Monasteries had been a significant part of the Egyptian landscape since the beginnings of Christianity. It is from the late 6th/early 7th centuries that the non-literary evidence for Egyptian monasteries explodes in scope and several institutions are well documented. Many monasteries were still active in the early Islamic period. It is therefore possible to examine how the operation of these institutions changed and adapted to the new regime, following the Islamic conquest of the mid-7th century. One of the most significant changes introduced by the new rulers was the poll tax, from which monasteries were not exempt, and both the University of Copenhagen texts and the Wadi Sarga corpus contain taxation documents that date to the early 8th century. How the changing political and religious climate affected local, Egyptian institutions is a further goal of this study.

Wadi Sarga

The monastery of Apa Thomas at Wadi Sarga provides a key case study. Located in a dessert valley in central Egypt, the complex was excavated in a single season in 1913/14. Work did not resume following the First World War and the site is now an Egyptian military zone, meaning that no further work can currently be undertaken. Despite this situation, that single season produced a wealth of material remains including texts, textiles, ceramics, glassware, and bone, wood, and stone. Almost 2,800 items are held in the British Museum, yet less than 15% of this material has been published. Most of the published texts concern the internal economics of the monastery, as well as its landholdings throughout the country. But, the monastery has received no dedicated study and what has been published from it has typically not been incorporated in modern studies on Egyptian monasticism, let alone studies on wider economic matters in Egypt.

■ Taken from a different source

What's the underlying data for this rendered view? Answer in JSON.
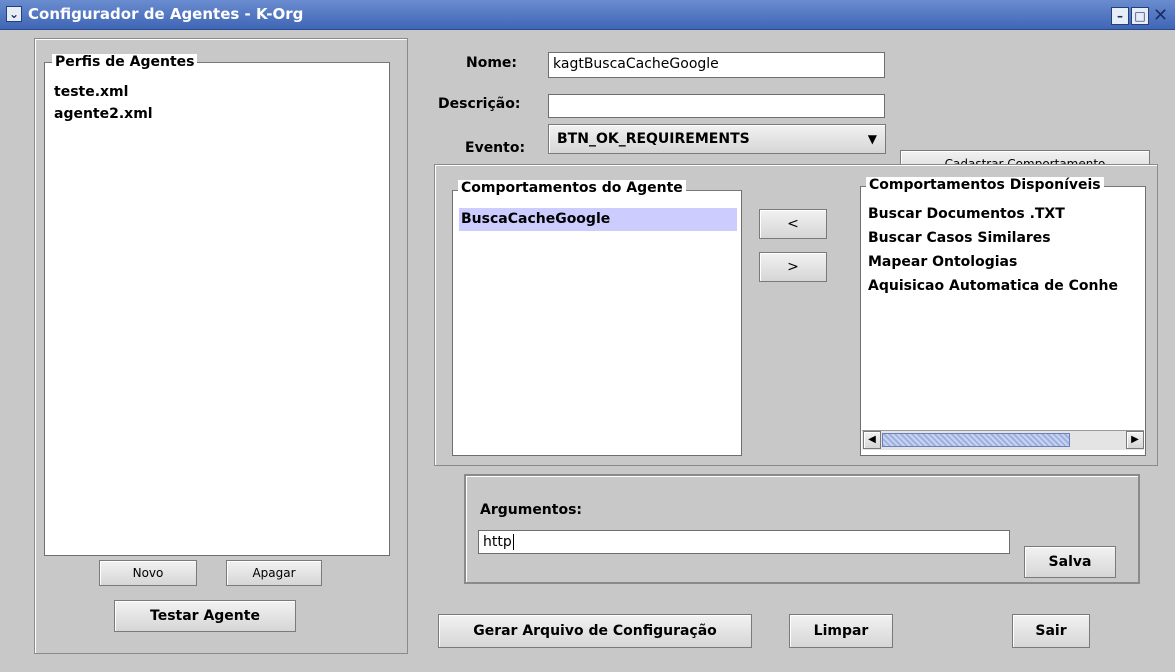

The University of Copenhagen Papyri

The University of Copenhagen is home to another neglected Coptic source: approximately 50 unpublished papyri that primarily comprise economic texts derived from Coptic monasteries, many of which are of types either unknown or rare in the published record. These texts were purchased on the antiquities market in Egypt in the early 20th century, and so their provenance is not known. As a group, they represent an important contribution to the issue of the economic status of Egyptian monasteries.

Publications

Cromwell, J. 2013. “Wine and monks in Christian Egypt”, Online article: http://blog.britishmuseum.org/2013/07/10/wine-and-monks-in-christian-egypt/

Cromwell, J. 2013. “A Coptic Epistolary Exercise from Wadi Sarga,” in The Journal of Egyptian Archaeology 99: 272–275.

Wadi Sarga Project

http://www.britishmuseum.org/research/research_projects/all_current_projects/wadi_sarga.aspx

Photograph of Wadi Sarga 1913/14

Photograph of Wadi Sarga 1913/14

P.Carlsberg 438